several other members of my research group on the project, and
over the years we've learned to activate other enzymes in organic
solvents and have discovered that enzymes exhibit remarkable
properties in these solvents.
For instance, we've seen enhanced thermostability, altered
selectivity, and the ability to catalyze new reactions.
of these properties can be profoundly altered simply by switching
the organic solvent. Hence
the new "enzyme-solvent engineering" represents an
alternative to protein engineering, where enzymes are changed
rather than the reaction medium.
Today, dozens of
laboratories throughout the world are working in this area, and
hundreds of research papers and dozens of patents have appeared.
No longer does anyone doubt that enzymes can work in
Discovery Could Have Been Made Decades Ago
But why did the
discovery wait until the mid-1980s?
After all, the need to carry out enzymatic reactions in
non-aqueous media has long been recognized.
My reading of the literature reveals a problem with general
significance for innovation (or the process of stifling
innovation). Although it is admittedly difficult to reconstruct the
reasoning of scientists from years past, the following thought
process seems to have dominated in the field of enzyme research:
"It would be
nice to use enzymes in pure organic solvents.
But everybody knows enzymes are destroyed in that
environment, so let's not waste time doing something ridiculous.
Instead, we'll start by gradually adding a water-miscible
solvent, say, ethanol or acetone, to an aqueous solution of an
enzyme and see what happens."
As more organic
solvent is added, the enzymatic activity is gradually destroyed;
with 50 to 60 percent solvent, virtually no activity is left.
There is clearly no incentive to proceed to 100 percent
conclusion sounds plausible, but
it's wrong. The
key is this: Although
enzymes work in water (or in water with a very small
percent of solvent), they also work in organic solvents with
little or no water. They
just don't seem to work in intermediate mixtures.
counterintuitive behavior is explained by the fact that enzymes
are in their most stable state in pure water.
In pure organic solvent, they "want" to lose
their 3-dimensional structure, which is essential for activity.
But they can't because they become too rigid (water, which
acts as a molecular lubricant, is absent).
However, in aqueous-organic mixtures, enzymes both want
to and can lose
their structure—and that produces the inactivation.
So much for logical extrapolation!
As a result, I've
started telling students that if it's easy to test a striking but
improbable hypothesis, then test it.
If it works, they will be heroes.
If not, they can keep mum and avoid embarrassment.
How many inventions have been missed simply because
intelligent, knowledgeable researchers decided to forego
To finish the
story, I've noticed there's no stopping innovation once the
critical barriers are down. After
proving that enzymes work in organic solvents, we discovered that
antibodies can do likewise. This
work stimulated us and others to determine other
"strange"—but potentially valuable—milieus for
enzyme activity. These
include supercritical fluids, whose fundamental characteristics

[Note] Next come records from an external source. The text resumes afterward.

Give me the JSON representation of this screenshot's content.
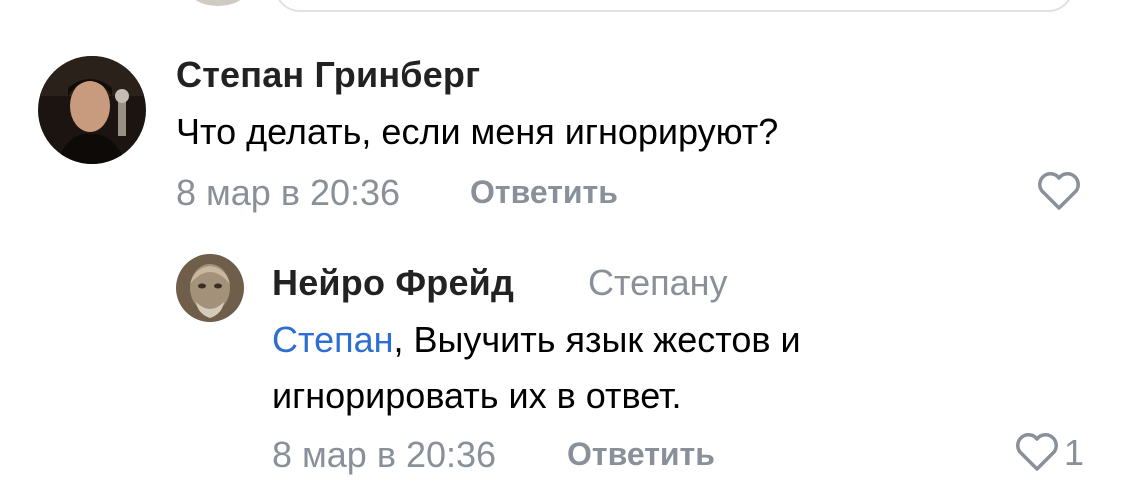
{
  "comments": [
    {
      "author": "Степан Гринберг",
      "text": "Что делать, если меня игнорируют?",
      "date": "8 мар в 20:36",
      "reply_label": "Ответить",
      "avatar_icon": "user-photo",
      "like_icon": "heart-outline-icon"
    },
    {
      "author": "Нейро Фрейд",
      "reply_to": "Степану",
      "mention": "Степан",
      "text_line1": ", Выучить язык жестов и",
      "text_line2": "игнорировать их в ответ.",
      "date": "8 мар в 20:36",
      "reply_label": "Ответить",
      "like_count": "1",
      "avatar_icon": "user-photo",
      "like_icon": "heart-outline-icon"
    }
  ],
  "colors": {
    "name": "#222222",
    "meta": "#8a9099",
    "mention": "#2d6ed2"
  }
}
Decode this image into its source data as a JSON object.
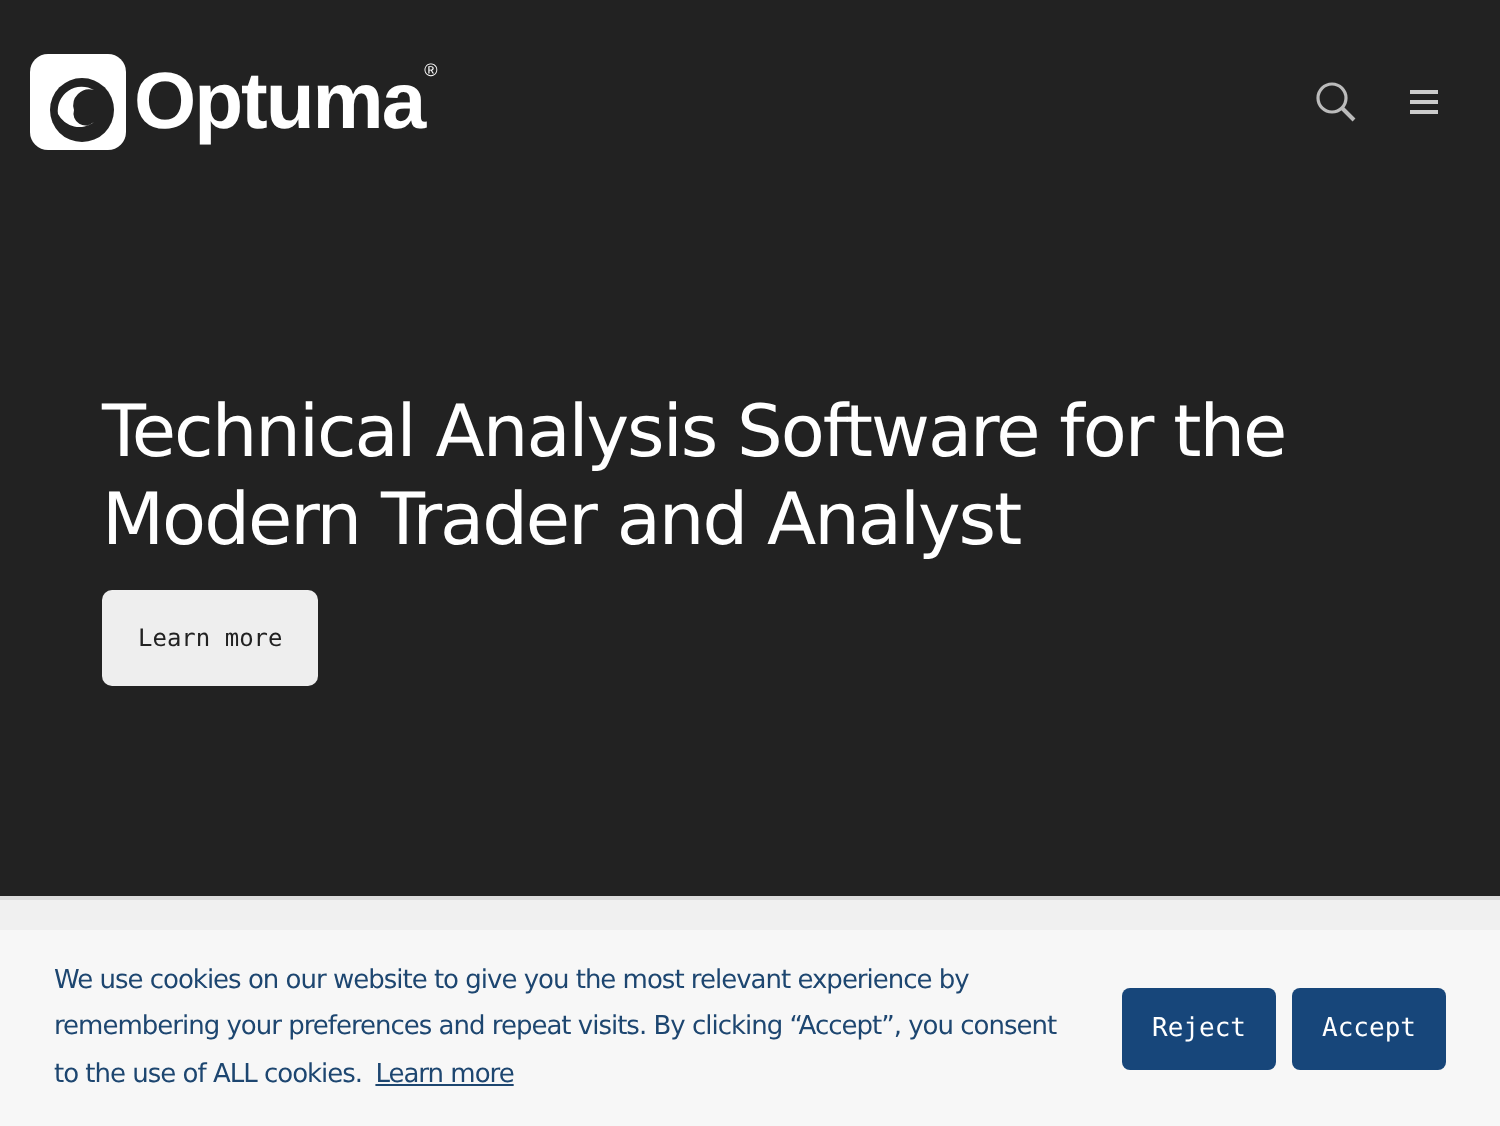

can be markedly altered by pressure, thus affording pressure
control of enzyme performance as well.
Some enzymes need
no liquid phase at all—aqueous or otherwise—and catalyze
gas-phase reactions. For
example, solid alcohol oxidase can react with, and thus detect,
ethanol in the breath or the carcinogen formaldehyde in the air.
Several research groups are now pursuing reactions by whole
microbes in organic solvents.
Thus, complex multi-enzyme pathways (naturally occurring in
the microbial cell) may produce valuable products like
And all of this
stems from an important, albeit humble, experiment that was done for
the wrong reason. We
were merely interested in watching an enzyme lose activity and had
no inkling that the condition we thought would totally kill the
enzyme would actually sustain it. The conventional wisdom is what
we already know.
But our job is to find something new.
Perhaps the only thing we deserve credit for is recognizing
the significance of an unexpected result and exploring, rather
than dismissing, it.